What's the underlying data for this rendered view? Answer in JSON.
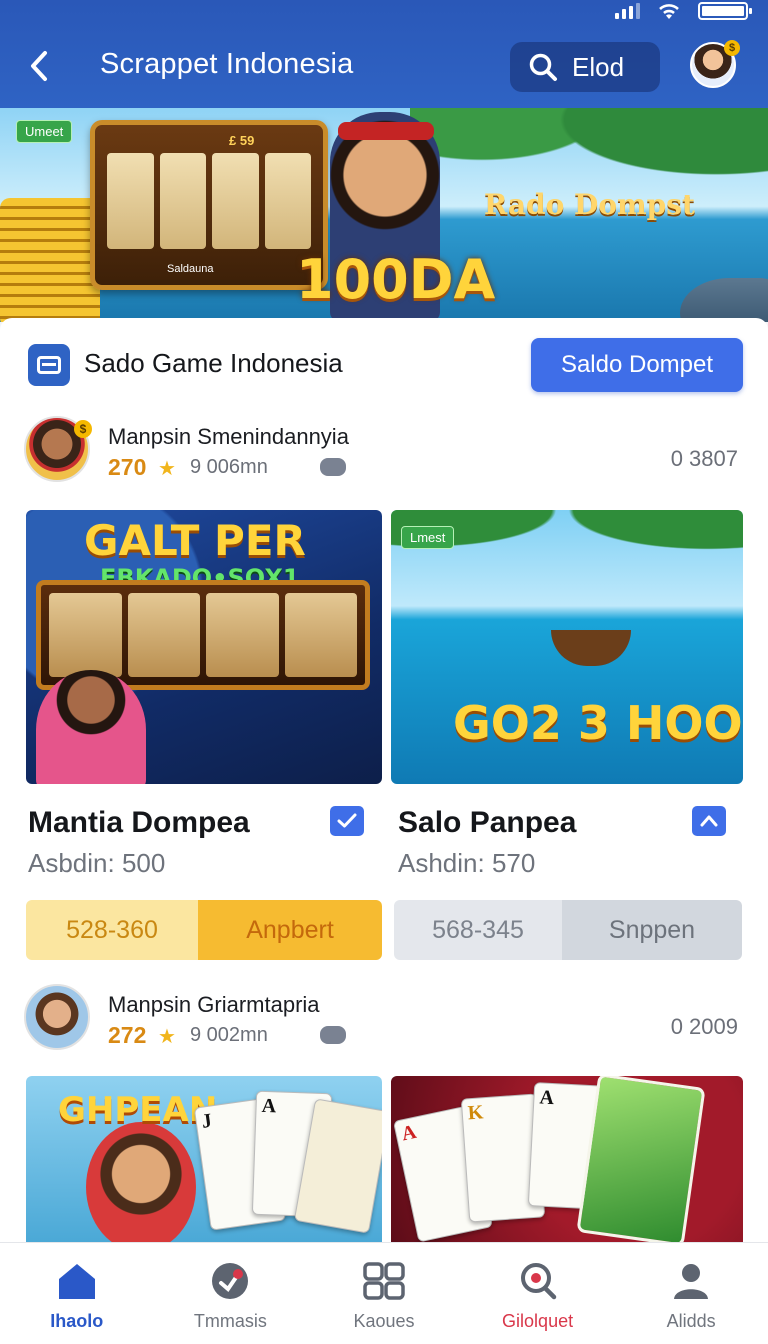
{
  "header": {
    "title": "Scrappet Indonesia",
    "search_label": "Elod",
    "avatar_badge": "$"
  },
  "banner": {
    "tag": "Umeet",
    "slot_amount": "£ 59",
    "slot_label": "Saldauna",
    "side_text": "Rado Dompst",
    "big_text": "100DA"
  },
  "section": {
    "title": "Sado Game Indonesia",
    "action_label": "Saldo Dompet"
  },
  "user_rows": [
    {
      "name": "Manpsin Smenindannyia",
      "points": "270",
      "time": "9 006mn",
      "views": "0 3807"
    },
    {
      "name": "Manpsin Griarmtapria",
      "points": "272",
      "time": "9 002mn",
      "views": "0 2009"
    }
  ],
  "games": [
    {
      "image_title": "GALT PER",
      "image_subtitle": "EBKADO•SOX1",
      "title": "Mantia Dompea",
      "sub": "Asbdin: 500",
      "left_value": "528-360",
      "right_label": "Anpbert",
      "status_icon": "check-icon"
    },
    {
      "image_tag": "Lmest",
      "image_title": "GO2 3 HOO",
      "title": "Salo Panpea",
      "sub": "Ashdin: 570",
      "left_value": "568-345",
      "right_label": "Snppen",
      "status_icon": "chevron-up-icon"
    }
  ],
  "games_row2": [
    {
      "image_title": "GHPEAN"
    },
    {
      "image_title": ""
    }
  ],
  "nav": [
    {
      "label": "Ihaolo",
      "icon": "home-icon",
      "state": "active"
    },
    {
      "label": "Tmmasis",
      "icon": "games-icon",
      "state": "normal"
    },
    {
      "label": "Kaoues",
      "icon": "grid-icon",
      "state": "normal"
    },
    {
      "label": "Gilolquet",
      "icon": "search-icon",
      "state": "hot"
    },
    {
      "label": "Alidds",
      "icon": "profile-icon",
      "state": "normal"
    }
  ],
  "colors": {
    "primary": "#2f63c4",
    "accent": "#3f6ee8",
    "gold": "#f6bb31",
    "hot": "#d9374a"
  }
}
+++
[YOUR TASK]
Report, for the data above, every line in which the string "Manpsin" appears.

[EXPECTED OUTPUT]
      "name": "Manpsin Smenindannyia",
      "name": "Manpsin Griarmtapria",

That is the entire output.